By David Fekke
April 20th, 2021
I posted a video to Youtube back in November on whether Apple Silicon M1 Macs could and should be used by Developers and Software Engineers. I received more views for that video than any other video, with the exception of one I made of my broken air conditioner.
As I write this, Apple did their big April 20th, 2021 product announcements. One of the products they announced was the new M1 iMac. I have not purchased one of the new M1 Apple Silicon Macs yet, but I may buy one of these iMacs. The computer I am writing this on right now is a 27" iMac with an I7 processor.
I primarily use my iMac for development, so I wanted to see where the development tools I use are as far as support for the new M1 Macs. When the M1 Macs were first released, there was pretty good support for regular user software through either universal apps or through a program on the Mac called Rosetta 2 that will allow you to run x86_64 code on an M1 chip. Lets' take a look to see where we currently are with the tools that developers need.
Homebrew is similar to package managers like apt-get on Linux or Chocolatey on Windows. It is a command line tool for installing applications and libraries targeting Unix like operating systems. When the original M1s were released, there was not good support for Homebrew. My understanding is that it has been completely ported to the new ARM64 based architecture.
Integrated Development Environments and Code Editors
- Xcode: This is fully supported on the M1 Macs as a Universal App. Xcode also has cli based tools for compiling code for Homebrew and other tools.
- Android Studio: Google currently has a developer preview available that runs on the M1. There is basic support for running Android simulators, but your best success will be trying to run directly on a device.

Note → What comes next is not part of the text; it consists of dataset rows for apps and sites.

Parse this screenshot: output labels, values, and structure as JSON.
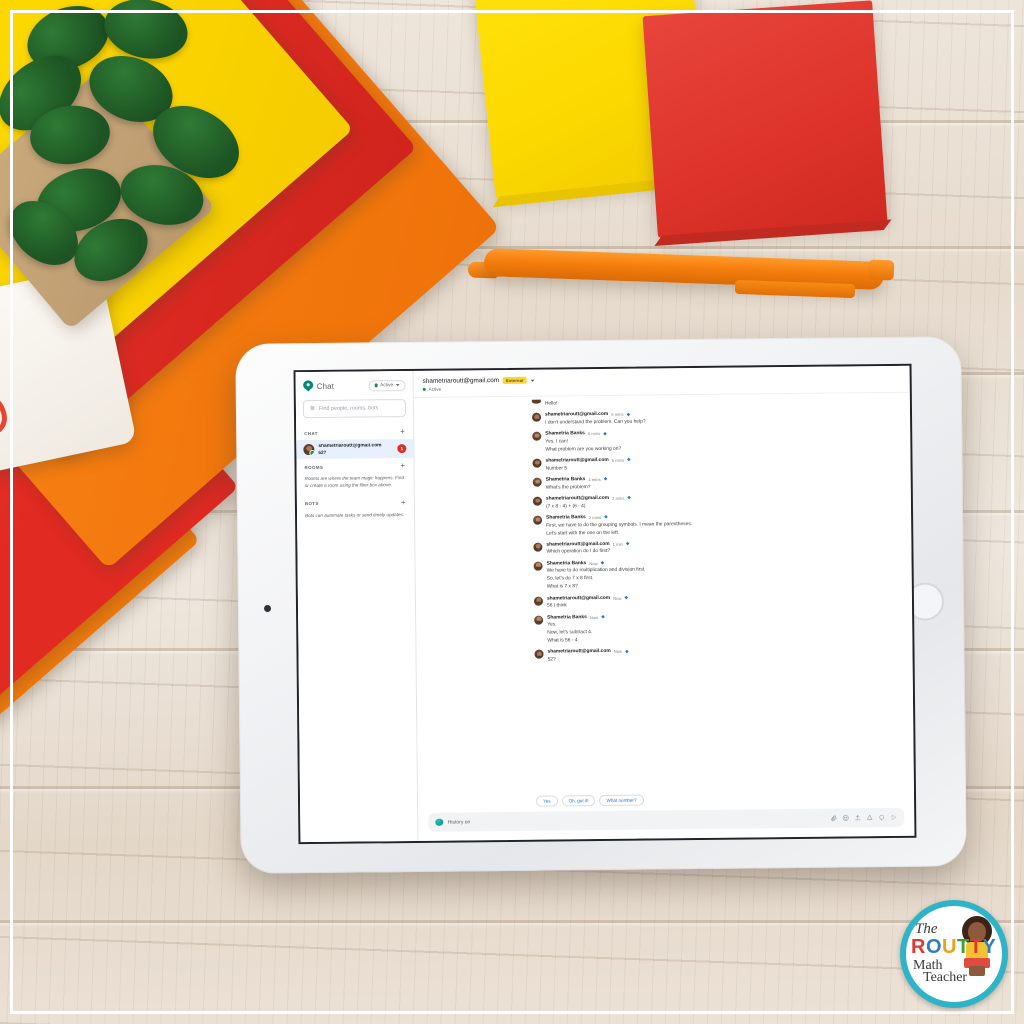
{
  "sidebar": {
    "brand": "Chat",
    "brand_icon": "chat-bubble-icon",
    "status_label": "Active",
    "search_placeholder": "Find people, rooms, bots",
    "search_icon": "filter-search-icon",
    "sections": {
      "chat": {
        "label": "CHAT",
        "add_icon": "plus-icon"
      },
      "rooms": {
        "label": "ROOMS",
        "add_icon": "plus-icon",
        "note": "Rooms are where the team magic happens. Find or create a room using the filter box above."
      },
      "bots": {
        "label": "BOTS",
        "add_icon": "plus-icon",
        "note": "Bots can automate tasks or send timely updates."
      }
    },
    "chat_item": {
      "name": "shametriaroutt@gmail.com",
      "preview": "52?",
      "unread": "1"
    }
  },
  "header": {
    "title": "shametriaroutt@gmail.com",
    "badge": "External",
    "status": "Active",
    "more_icon": "chevron-down-icon"
  },
  "thread": {
    "top_partial_line": "Hello!",
    "messages": [
      {
        "name": "shametriaroutt@gmail.com",
        "time": "6 mins",
        "lines": [
          "I don't understand the problem. Can you help?"
        ]
      },
      {
        "name": "Shametria Banks",
        "time": "6 mins",
        "lines": [
          "Yes, I can!",
          "What problem are you working on?"
        ]
      },
      {
        "name": "shametriaroutt@gmail.com",
        "time": "5 mins",
        "lines": [
          "Number 5"
        ]
      },
      {
        "name": "Shametria Banks",
        "time": "4 mins",
        "lines": [
          "What's the problem?"
        ]
      },
      {
        "name": "shametriaroutt@gmail.com",
        "time": "2 mins",
        "lines": [
          "(7 x 8 - 4) + (6 - 4)"
        ]
      },
      {
        "name": "Shametria Banks",
        "time": "2 mins",
        "lines": [
          "First, we have to do the grouping symbols. I mean the parentheses.",
          "Let's start with the one on the left."
        ]
      },
      {
        "name": "shametriaroutt@gmail.com",
        "time": "1 min",
        "lines": [
          "Which operation do I do first?"
        ]
      },
      {
        "name": "Shametria Banks",
        "time": "Now",
        "lines": [
          "We have to do multiplication and division first.",
          "So, let's do 7 x 8 first.",
          "What is 7 x 8?"
        ]
      },
      {
        "name": "shametriaroutt@gmail.com",
        "time": "Now",
        "lines": [
          "56 I think"
        ]
      },
      {
        "name": "Shametria Banks",
        "time": "Now",
        "lines": [
          "Yes.",
          "Now, let's subtract 4.",
          "What is 56 - 4."
        ]
      },
      {
        "name": "shametriaroutt@gmail.com",
        "time": "Now",
        "lines": [
          "52?"
        ]
      }
    ]
  },
  "quick_replies": [
    "Yes",
    "Oh, got it!",
    "What number?"
  ],
  "compose": {
    "placeholder": "History on",
    "icons": [
      "bot-avatar-icon",
      "attachment-icon",
      "emoji-icon",
      "upload-icon",
      "drive-icon",
      "video-meet-icon",
      "send-icon"
    ]
  },
  "watermark": {
    "line1": "The",
    "line2": "ROUTTY",
    "line3": "Math",
    "line4": "Teacher"
  },
  "colors": {
    "accent_blue": "#1a73e8",
    "badge_yellow": "#fdd633",
    "unread_red": "#d93025",
    "active_green": "#1e8e3e",
    "brand_teal": "#00897b"
  }
}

- Visual Studio Code: The editor is very popular with Web Developers, and has wide language support. Microsoft has released it as a Universal App, so it will run natively on both M1s and x86 based Macs.

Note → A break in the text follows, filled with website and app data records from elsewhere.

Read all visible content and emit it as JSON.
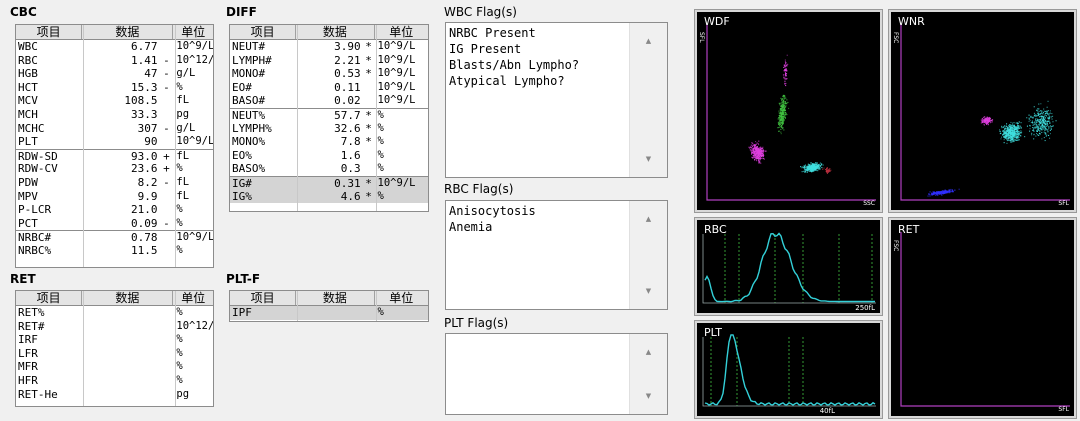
{
  "cbc": {
    "title": "CBC",
    "headers": [
      "项目",
      "数据",
      "单位"
    ],
    "rows": [
      {
        "item": "WBC",
        "value": "6.77",
        "flag": "",
        "unit": "10^9/L"
      },
      {
        "item": "RBC",
        "value": "1.41",
        "flag": "-",
        "unit": "10^12/L"
      },
      {
        "item": "HGB",
        "value": "47",
        "flag": "-",
        "unit": "g/L"
      },
      {
        "item": "HCT",
        "value": "15.3",
        "flag": "-",
        "unit": "%"
      },
      {
        "item": "MCV",
        "value": "108.5",
        "flag": "",
        "unit": "fL"
      },
      {
        "item": "MCH",
        "value": "33.3",
        "flag": "",
        "unit": "pg"
      },
      {
        "item": "MCHC",
        "value": "307",
        "flag": "-",
        "unit": "g/L"
      },
      {
        "item": "PLT",
        "value": "90",
        "flag": "",
        "unit": "10^9/L"
      },
      {
        "item": "RDW-SD",
        "value": "93.0",
        "flag": "+",
        "unit": "fL"
      },
      {
        "item": "RDW-CV",
        "value": "23.6",
        "flag": "+",
        "unit": "%"
      },
      {
        "item": "PDW",
        "value": "8.2",
        "flag": "-",
        "unit": "fL"
      },
      {
        "item": "MPV",
        "value": "9.9",
        "flag": "",
        "unit": "fL"
      },
      {
        "item": "P-LCR",
        "value": "21.0",
        "flag": "",
        "unit": "%"
      },
      {
        "item": "PCT",
        "value": "0.09",
        "flag": "-",
        "unit": "%"
      },
      {
        "item": "NRBC#",
        "value": "0.78",
        "flag": "",
        "unit": "10^9/L"
      },
      {
        "item": "NRBC%",
        "value": "11.5",
        "flag": "",
        "unit": "%"
      }
    ]
  },
  "diff": {
    "title": "DIFF",
    "headers": [
      "项目",
      "数据",
      "单位"
    ],
    "rows": [
      {
        "item": "NEUT#",
        "value": "3.90",
        "flag": "*",
        "unit": "10^9/L"
      },
      {
        "item": "LYMPH#",
        "value": "2.21",
        "flag": "*",
        "unit": "10^9/L"
      },
      {
        "item": "MONO#",
        "value": "0.53",
        "flag": "*",
        "unit": "10^9/L"
      },
      {
        "item": "EO#",
        "value": "0.11",
        "flag": "",
        "unit": "10^9/L"
      },
      {
        "item": "BASO#",
        "value": "0.02",
        "flag": "",
        "unit": "10^9/L"
      },
      {
        "item": "NEUT%",
        "value": "57.7",
        "flag": "*",
        "unit": "%"
      },
      {
        "item": "LYMPH%",
        "value": "32.6",
        "flag": "*",
        "unit": "%"
      },
      {
        "item": "MONO%",
        "value": "7.8",
        "flag": "*",
        "unit": "%"
      },
      {
        "item": "EO%",
        "value": "1.6",
        "flag": "",
        "unit": "%"
      },
      {
        "item": "BASO%",
        "value": "0.3",
        "flag": "",
        "unit": "%"
      },
      {
        "item": "IG#",
        "value": "0.31",
        "flag": "*",
        "unit": "10^9/L"
      },
      {
        "item": "IG%",
        "value": "4.6",
        "flag": "*",
        "unit": "%"
      }
    ]
  },
  "ret": {
    "title": "RET",
    "headers": [
      "项目",
      "数据",
      "单位"
    ],
    "rows": [
      {
        "item": "RET%",
        "value": "",
        "flag": "",
        "unit": "%"
      },
      {
        "item": "RET#",
        "value": "",
        "flag": "",
        "unit": "10^12/L"
      },
      {
        "item": "IRF",
        "value": "",
        "flag": "",
        "unit": "%"
      },
      {
        "item": "LFR",
        "value": "",
        "flag": "",
        "unit": "%"
      },
      {
        "item": "MFR",
        "value": "",
        "flag": "",
        "unit": "%"
      },
      {
        "item": "HFR",
        "value": "",
        "flag": "",
        "unit": "%"
      },
      {
        "item": "RET-He",
        "value": "",
        "flag": "",
        "unit": "pg"
      }
    ]
  },
  "pltf": {
    "title": "PLT-F",
    "headers": [
      "项目",
      "数据",
      "单位"
    ],
    "rows": [
      {
        "item": "IPF",
        "value": "",
        "flag": "",
        "unit": "%"
      }
    ]
  },
  "flags": {
    "wbc_title": "WBC Flag(s)",
    "wbc": [
      "NRBC Present",
      "IG Present",
      "Blasts/Abn Lympho?",
      "Atypical Lympho?"
    ],
    "rbc_title": "RBC Flag(s)",
    "rbc": [
      "Anisocytosis",
      "Anemia"
    ],
    "plt_title": "PLT Flag(s)",
    "plt": []
  },
  "plots": {
    "wdf": {
      "title": "WDF",
      "x_axis": "SSC",
      "y_axis": "SFL"
    },
    "wnr": {
      "title": "WNR",
      "x_axis": "SFL",
      "y_axis": "FSC"
    },
    "rbc": {
      "title": "RBC",
      "x_max": "250fL"
    },
    "plt": {
      "title": "PLT",
      "x_max": "40fL"
    },
    "ret": {
      "title": "RET",
      "x_axis": "SFL",
      "y_axis": "FSC"
    }
  },
  "colors": {
    "curve": "#33d0d8",
    "neut": "#40e0e0",
    "lymph": "#e040e0",
    "mono": "#40c040",
    "rbc_ghost": "#3030ff",
    "marker_line": "#40c040"
  }
}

- JetBrains: This IDE is very popular with Java developers, and it now fully supports the M1 processor.
- Eclipse: Here is a Java IDE I stopped using nearly 20 years ago. There is currently no builds of this for the M1 processor, but you can supposedly run it using Rosetta 2.

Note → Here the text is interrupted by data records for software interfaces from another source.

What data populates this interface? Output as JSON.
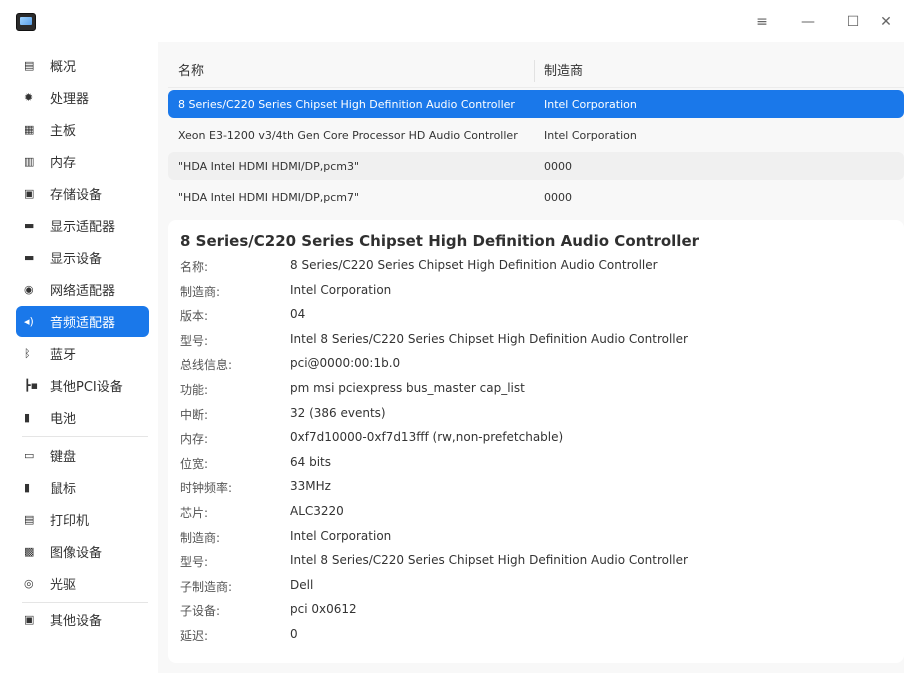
{
  "window": {
    "menu_icon": "≡",
    "minimize_icon": "—",
    "maximize_icon": "☐",
    "close_icon": "✕"
  },
  "sidebar": {
    "items": [
      {
        "label": "概况",
        "icon": "overview-icon",
        "glyph": "▤"
      },
      {
        "label": "处理器",
        "icon": "cpu-icon",
        "glyph": "✹"
      },
      {
        "label": "主板",
        "icon": "motherboard-icon",
        "glyph": "▦"
      },
      {
        "label": "内存",
        "icon": "memory-icon",
        "glyph": "▥"
      },
      {
        "label": "存储设备",
        "icon": "storage-icon",
        "glyph": "▣"
      },
      {
        "label": "显示适配器",
        "icon": "display-adapter-icon",
        "glyph": "▬"
      },
      {
        "label": "显示设备",
        "icon": "monitor-icon",
        "glyph": "▬"
      },
      {
        "label": "网络适配器",
        "icon": "network-icon",
        "glyph": "◉"
      },
      {
        "label": "音频适配器",
        "icon": "audio-icon",
        "glyph": "◂)"
      },
      {
        "label": "蓝牙",
        "icon": "bluetooth-icon",
        "glyph": "ᛒ"
      },
      {
        "label": "其他PCI设备",
        "icon": "pci-icon",
        "glyph": "┣▪"
      },
      {
        "label": "电池",
        "icon": "battery-icon",
        "glyph": "▮"
      },
      {
        "label": "键盘",
        "icon": "keyboard-icon",
        "glyph": "▭"
      },
      {
        "label": "鼠标",
        "icon": "mouse-icon",
        "glyph": "▮"
      },
      {
        "label": "打印机",
        "icon": "printer-icon",
        "glyph": "▤"
      },
      {
        "label": "图像设备",
        "icon": "camera-icon",
        "glyph": "▩"
      },
      {
        "label": "光驱",
        "icon": "optical-drive-icon",
        "glyph": "◎"
      },
      {
        "label": "其他设备",
        "icon": "other-device-icon",
        "glyph": "▣"
      }
    ],
    "active_index": 8
  },
  "table": {
    "headers": [
      "名称",
      "制造商"
    ],
    "rows": [
      {
        "name": "8 Series/C220 Series Chipset High Definition Audio Controller",
        "vendor": "Intel Corporation"
      },
      {
        "name": "Xeon E3-1200 v3/4th Gen Core Processor HD Audio Controller",
        "vendor": "Intel Corporation"
      },
      {
        "name": "\"HDA Intel HDMI HDMI/DP,pcm3\"",
        "vendor": "0000"
      },
      {
        "name": "\"HDA Intel HDMI HDMI/DP,pcm7\"",
        "vendor": "0000"
      }
    ],
    "selected_index": 0
  },
  "detail": {
    "title": "8 Series/C220 Series Chipset High Definition Audio Controller",
    "fields": [
      {
        "key": "名称:",
        "value": "8 Series/C220 Series Chipset High Definition Audio Controller"
      },
      {
        "key": "制造商:",
        "value": "Intel Corporation"
      },
      {
        "key": "版本:",
        "value": "04"
      },
      {
        "key": "型号:",
        "value": "Intel 8 Series/C220 Series Chipset High Definition Audio Controller"
      },
      {
        "key": "总线信息:",
        "value": "pci@0000:00:1b.0"
      },
      {
        "key": "功能:",
        "value": "pm msi pciexpress bus_master cap_list"
      },
      {
        "key": "中断:",
        "value": "32 (386 events)"
      },
      {
        "key": "内存:",
        "value": "0xf7d10000-0xf7d13fff (rw,non-prefetchable)"
      },
      {
        "key": "位宽:",
        "value": "64 bits"
      },
      {
        "key": "时钟频率:",
        "value": "33MHz"
      },
      {
        "key": "芯片:",
        "value": "ALC3220"
      },
      {
        "key": "制造商:",
        "value": "Intel Corporation"
      },
      {
        "key": "型号:",
        "value": "Intel 8 Series/C220 Series Chipset High Definition Audio Controller"
      },
      {
        "key": "子制造商:",
        "value": "Dell"
      },
      {
        "key": "子设备:",
        "value": "pci 0x0612"
      },
      {
        "key": "延迟:",
        "value": "0"
      }
    ]
  },
  "colors": {
    "accent": "#1a78ea",
    "background": "#f8f8f8",
    "card": "#ffffff"
  }
}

- C, C++, Objective-C and Swift: All of these languages have native compiler support on the M1 Macs through Clang and the Swift compiler. These come included with the Xcode tools.
- Java: The Oracle OpenJDK currently has support for the M1 processors.
- Python: Python now has native support for the M1 processor.
- R: No support for the R programming language. The reason for this is because R is built using a newer version of Fortran. Fortran code can be converted to C, but only Fortran-77. R was built with a newer version of Fortran.
- Go Lang: Go is now fully supported on the M1 processor.
- Rust: The Rust compiler was built with LLVM, the same compiler technology used for Xcode languages. It is now supported on the M1 processor.
Docker and Virtualization
- Docker: There was an early release of Docker that came out last year, but as a couple of days ago Docker released full support for the M1 processor. Docker supports images that run on both ARM and x86.
- VMWare Fusion: VMWare says they are commited to an M1 version, but they have had no annuncements around an M1 release. Hopefully they will have something soon.
- Parallels: As of April 19th, Parallels just released Desktop 16.5 for the Mac.
- UTM: This looks like a newcomer. I think it is based on QEMU, but this app will allow you to run Windows and Linux based ARM OSs.
- .NET: .NET 6.0 which is in preview has a installer for the M1 based Macs. If you are trying to run an earlier version, you will need Rosetta 2.
- Flutter: This works under Rosetta 2. No word yet when it will be native on the M1 processor.
When I first looked at developer support for Apple Silicon when the M1 Macs were first released, the support was really poor. As of today, the support looks much better. Some of the native tools are in a preview and are not official releases. If you are doing Android development, you may want to keep using an x86 based machine. For most other kinds of development the M1s look a lot safer than they did in November 2020.
Please do your own homework to make your own decision, but I hope the research I have done can assist.